Below is the interpretation response detail and a list of regulations sections applicable to this response.

Interpretation Response Details

Response Publish Date:

Company Name: Quest Diagnostics

Individual Name: Mr. Nicholas Pagerly 

Location State: PA Country: US

View the Interpretation Document

Response text:

Jul 31, 2006

 

Mr. Nicholas Pagerly                Reference No. 06-0094
Flight Operations Safety Officer
Manager, Specimen Packaging
Quest Diagnostics
159 Museum Road
Reading, PA 19605

Dear Mr. Pagerly:

This is in response to your April 18, 2006 letter concerning how to classify patient specimens offered for transport by aircraft under the International Civil Aviation Organization Technical Instructions for the Transport of Dangerous Goods by Air (ICAO Technical Instructions) and § 171.11 of the Hazardous Materials Regulations (HMR; 49 CFR Parts 17 1-180). You state your company may not have the specific information needed to determine if there is a “minimal likelihood” a patient specimen is an infectious substance (Division 6.2). You ask whether your medical experts can assess, based on the types of tests your laboratories perform, if there is a “minimal likelihood” a patient specimen contains a Biological substance, Category A or Category B, or an Exempt human specimen.

The answer is yes. While some tests for the presence of an infectious agent may be requested for patient samples as a routine healthcare practice, a receiver of such a sample in the absence of specific information may use the types of tests requested by a medical professional for a patient sample as an indication of the professional’s preliminary judgment of the patient’s condition. We have based this opinion on the determination by health care specialists and scientist at the World Health Organization and the U.S. Department of Health and Human Services that the risk of infection during transportation from samples taken from apparently healthy patients and animals and transported for
routine testing is extremely small. Conversely, if a human or animal sample is transported for other than routine testing when the testing is related to the diagnosis of an infectious disease and if there is reason to suspect that the sample is infectious, that sample is subject to the HMR.

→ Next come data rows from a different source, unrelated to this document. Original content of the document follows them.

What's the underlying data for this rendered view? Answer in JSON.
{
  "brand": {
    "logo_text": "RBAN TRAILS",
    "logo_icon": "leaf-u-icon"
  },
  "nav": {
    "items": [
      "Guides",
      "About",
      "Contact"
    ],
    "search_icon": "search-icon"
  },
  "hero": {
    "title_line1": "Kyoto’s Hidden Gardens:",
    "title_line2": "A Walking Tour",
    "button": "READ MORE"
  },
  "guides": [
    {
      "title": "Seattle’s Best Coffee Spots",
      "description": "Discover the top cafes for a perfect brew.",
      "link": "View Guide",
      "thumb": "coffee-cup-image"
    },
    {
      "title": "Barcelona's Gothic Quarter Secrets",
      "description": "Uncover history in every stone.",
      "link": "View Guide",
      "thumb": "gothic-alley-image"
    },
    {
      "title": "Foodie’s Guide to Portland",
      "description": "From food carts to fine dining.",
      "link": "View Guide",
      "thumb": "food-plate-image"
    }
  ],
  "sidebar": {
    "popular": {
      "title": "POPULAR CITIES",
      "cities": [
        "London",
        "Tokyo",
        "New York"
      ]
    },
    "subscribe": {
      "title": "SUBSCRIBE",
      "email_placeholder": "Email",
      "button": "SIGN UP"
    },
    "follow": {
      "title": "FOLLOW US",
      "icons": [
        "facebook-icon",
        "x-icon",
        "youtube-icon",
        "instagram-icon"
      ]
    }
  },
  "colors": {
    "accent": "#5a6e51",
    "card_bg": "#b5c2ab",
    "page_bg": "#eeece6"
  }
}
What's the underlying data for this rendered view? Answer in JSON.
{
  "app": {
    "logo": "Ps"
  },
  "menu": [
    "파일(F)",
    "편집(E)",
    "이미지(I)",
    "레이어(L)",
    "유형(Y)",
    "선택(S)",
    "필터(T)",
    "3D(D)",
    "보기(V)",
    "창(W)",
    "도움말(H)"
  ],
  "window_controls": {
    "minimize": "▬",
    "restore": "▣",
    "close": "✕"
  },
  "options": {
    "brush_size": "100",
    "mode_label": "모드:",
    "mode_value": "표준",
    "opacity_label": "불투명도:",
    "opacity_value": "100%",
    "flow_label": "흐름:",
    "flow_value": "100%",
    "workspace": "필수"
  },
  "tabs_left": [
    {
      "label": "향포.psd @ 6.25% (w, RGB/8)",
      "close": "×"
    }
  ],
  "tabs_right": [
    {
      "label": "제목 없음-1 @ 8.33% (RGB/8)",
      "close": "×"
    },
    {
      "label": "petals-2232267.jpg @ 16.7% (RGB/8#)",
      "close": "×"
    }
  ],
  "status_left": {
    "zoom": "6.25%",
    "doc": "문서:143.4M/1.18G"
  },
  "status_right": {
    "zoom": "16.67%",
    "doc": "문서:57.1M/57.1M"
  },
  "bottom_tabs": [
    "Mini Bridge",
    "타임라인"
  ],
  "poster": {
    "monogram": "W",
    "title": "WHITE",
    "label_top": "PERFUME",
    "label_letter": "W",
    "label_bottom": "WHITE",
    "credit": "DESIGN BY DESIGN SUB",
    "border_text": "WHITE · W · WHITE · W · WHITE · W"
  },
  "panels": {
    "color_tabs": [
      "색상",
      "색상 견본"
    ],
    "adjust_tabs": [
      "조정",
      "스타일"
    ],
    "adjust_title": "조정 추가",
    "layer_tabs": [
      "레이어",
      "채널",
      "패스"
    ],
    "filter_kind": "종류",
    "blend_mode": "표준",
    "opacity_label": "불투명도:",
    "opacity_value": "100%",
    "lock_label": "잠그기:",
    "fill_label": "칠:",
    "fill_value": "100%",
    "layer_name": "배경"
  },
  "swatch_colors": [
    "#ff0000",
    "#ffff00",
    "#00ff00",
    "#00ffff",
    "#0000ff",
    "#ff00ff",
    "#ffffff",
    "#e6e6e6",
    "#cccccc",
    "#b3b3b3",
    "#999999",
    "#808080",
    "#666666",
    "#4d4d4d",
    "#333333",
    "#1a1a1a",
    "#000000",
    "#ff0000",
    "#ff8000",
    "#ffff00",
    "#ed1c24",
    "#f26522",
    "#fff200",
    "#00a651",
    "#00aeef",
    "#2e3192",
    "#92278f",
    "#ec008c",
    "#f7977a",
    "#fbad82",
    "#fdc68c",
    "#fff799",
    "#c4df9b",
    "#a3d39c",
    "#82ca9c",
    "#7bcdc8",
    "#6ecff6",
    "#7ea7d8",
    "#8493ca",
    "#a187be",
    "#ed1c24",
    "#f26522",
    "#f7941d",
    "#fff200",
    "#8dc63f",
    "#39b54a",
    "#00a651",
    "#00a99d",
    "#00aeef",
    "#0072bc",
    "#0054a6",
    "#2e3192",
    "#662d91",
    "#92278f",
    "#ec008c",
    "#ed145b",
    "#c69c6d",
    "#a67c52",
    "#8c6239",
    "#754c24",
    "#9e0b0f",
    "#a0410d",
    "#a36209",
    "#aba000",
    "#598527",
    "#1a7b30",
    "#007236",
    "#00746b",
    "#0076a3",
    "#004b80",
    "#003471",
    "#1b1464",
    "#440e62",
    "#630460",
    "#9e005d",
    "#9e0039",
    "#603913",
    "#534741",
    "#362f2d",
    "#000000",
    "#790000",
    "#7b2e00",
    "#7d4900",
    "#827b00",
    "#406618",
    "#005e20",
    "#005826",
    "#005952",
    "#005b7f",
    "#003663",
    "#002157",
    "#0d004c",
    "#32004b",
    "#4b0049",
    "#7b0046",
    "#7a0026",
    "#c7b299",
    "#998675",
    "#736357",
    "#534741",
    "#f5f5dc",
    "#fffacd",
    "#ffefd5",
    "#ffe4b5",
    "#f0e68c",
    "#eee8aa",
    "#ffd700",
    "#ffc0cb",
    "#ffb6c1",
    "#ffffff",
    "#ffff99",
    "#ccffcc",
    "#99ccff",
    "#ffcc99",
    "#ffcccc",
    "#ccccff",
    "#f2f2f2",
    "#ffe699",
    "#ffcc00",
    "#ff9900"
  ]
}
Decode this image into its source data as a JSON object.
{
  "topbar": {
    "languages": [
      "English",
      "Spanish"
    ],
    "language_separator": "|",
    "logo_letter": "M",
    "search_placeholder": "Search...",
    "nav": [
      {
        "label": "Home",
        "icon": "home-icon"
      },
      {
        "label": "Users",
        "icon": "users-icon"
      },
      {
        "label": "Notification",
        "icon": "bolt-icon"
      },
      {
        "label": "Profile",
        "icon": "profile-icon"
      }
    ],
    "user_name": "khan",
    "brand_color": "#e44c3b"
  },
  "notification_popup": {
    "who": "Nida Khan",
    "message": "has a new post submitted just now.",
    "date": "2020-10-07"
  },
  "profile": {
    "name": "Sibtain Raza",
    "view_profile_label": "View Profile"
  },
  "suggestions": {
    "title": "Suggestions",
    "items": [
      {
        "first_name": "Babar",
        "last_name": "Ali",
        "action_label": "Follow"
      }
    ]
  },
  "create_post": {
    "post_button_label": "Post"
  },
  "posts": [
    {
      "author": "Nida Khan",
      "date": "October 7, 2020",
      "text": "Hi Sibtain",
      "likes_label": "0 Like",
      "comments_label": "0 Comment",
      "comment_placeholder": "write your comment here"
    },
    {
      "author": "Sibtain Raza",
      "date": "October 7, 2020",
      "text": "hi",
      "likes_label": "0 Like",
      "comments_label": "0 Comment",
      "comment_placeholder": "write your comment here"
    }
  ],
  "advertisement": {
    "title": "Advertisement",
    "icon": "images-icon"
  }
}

I hope this information is helpful.

Sincerely,

 

Hattie L. Mitchell, Chief
Regulatory Review and Reinvention
Office of Hazardous Materials Standards

171.11, 173.134

Regulation Sections

Section Subject
173.134 Class 6, Division 6.2-Definitions and exceptions